The Country Music Hall of Fame is home to many talents, both new and old. I’m so happy I got to explore it even though country music isn’t necessarily the first station I check on my way to work. To represent this lovely experience, I made a playlist. I know, I know. You’re all thinking ‘Lauren, cool it with the playlists, this is why it takes you seven years to talk about one day’. If you are thinking that you are absolutely right, it is why I took so long but I thought it would enhance the reader experience.
You might also believe that my musical experience peaked at the Hall of Fame, but that’s not how Music City works! After the Hall of Fame we went to the mall so I could find a sequel to The Girl With the Dragon Tattoo. Unfortunately, the mall did not have a bookstore or electricity! Okay, so parts of it had electricity but it made it hard to purchase food (they could only take cash). I still haven’t gotten that book.
After that we rolled on over to The Grand Ole Opry House where I was more than pleasantly surprised with the show. Going in, I didn’t recognize a whole lot of the names and I wasn’t sure sure how long it would take to get through all those artists on the line-up but the Opry has quite the system. It was three songs per artist with an announcer and a couple miscellaneous activities to break it up. It was an excellent show with some very engaging acts. My absolute favorite was Flatt Lonesome, a lovely bluegrass band. I tweeted at them (and everyone else at the Opry) but that wasn’t the end of Flatt Lonesome for my night. Another amazing act was Drew Baldridge, who played at CountryFest the same day we returned.
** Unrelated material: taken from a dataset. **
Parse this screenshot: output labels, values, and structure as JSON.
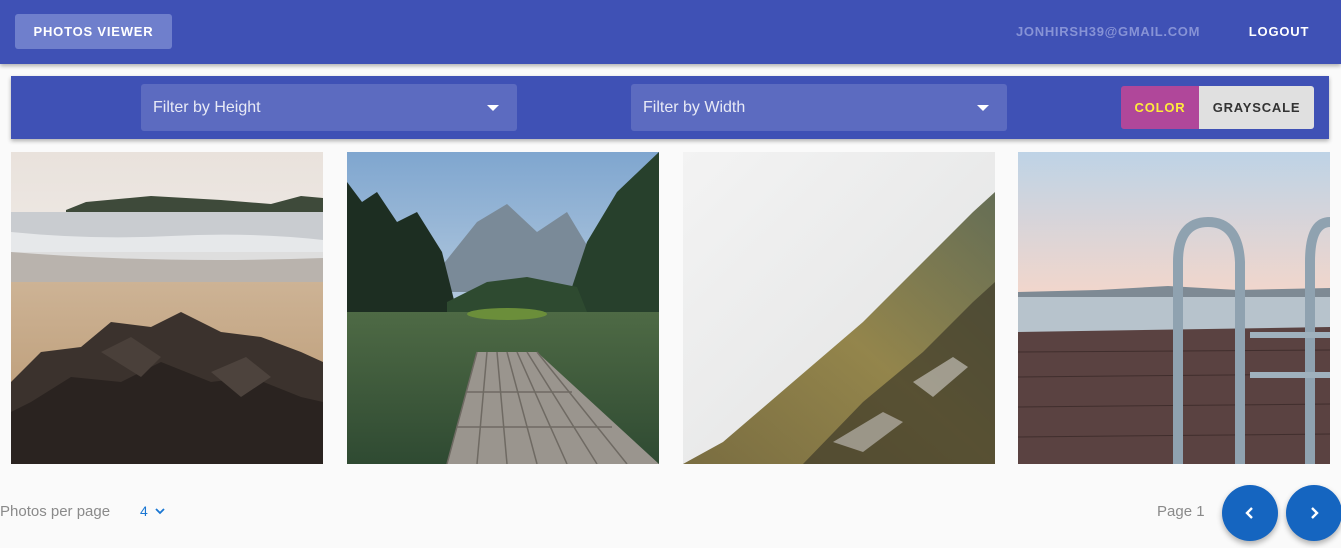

Baldridge was making his Opry debut that Wednesday night and for his final song on stage he covered a personal favorite by Josh Turner. What do you know, Josh Turner himself walked right on stage to sing with him. I was amazed. After the show wrapped up and we were headed out the door, Mr. Baldridge himself was right behind us. He shook my grandparents’ hands! It was crazytown.
Even though it was late, our night didn’t end there. Grandpa and I were hungry after the Opry because we had become accustomed to have to search for hours after a regular meal time because we can never find a restaurant. Our initial choice was Bob Evan’s, but that was closed, and thank goodness it was. We turned our attention to The Cracker Barrel. After I ordered corn and sweet potatoes, Grandpa returned from the restroom and pointed out the table on the other side of the restaurant. It was the band. In that moment I knew what I had to do. I went out to the car to retrieve the program and a pen, then went right up to their table and asked Flatt Lonesome if they would autograph it for me. They were super sweet and very funny. They claimed the only thing they have ever been asked to sign was a speeding ticket. Between their catchy tunes and pleasant attitudes, I was very happy to try and find another venue to see them at and I’m already looking forward to seeing them in East Troy in the fall. If you want to check out their music, my grandpa really likes “You’re the One”.
All in all, I had an amazing time in Tennessee. I am happy that I was able to make these memories with my grandparents. It was an experience I will never forget.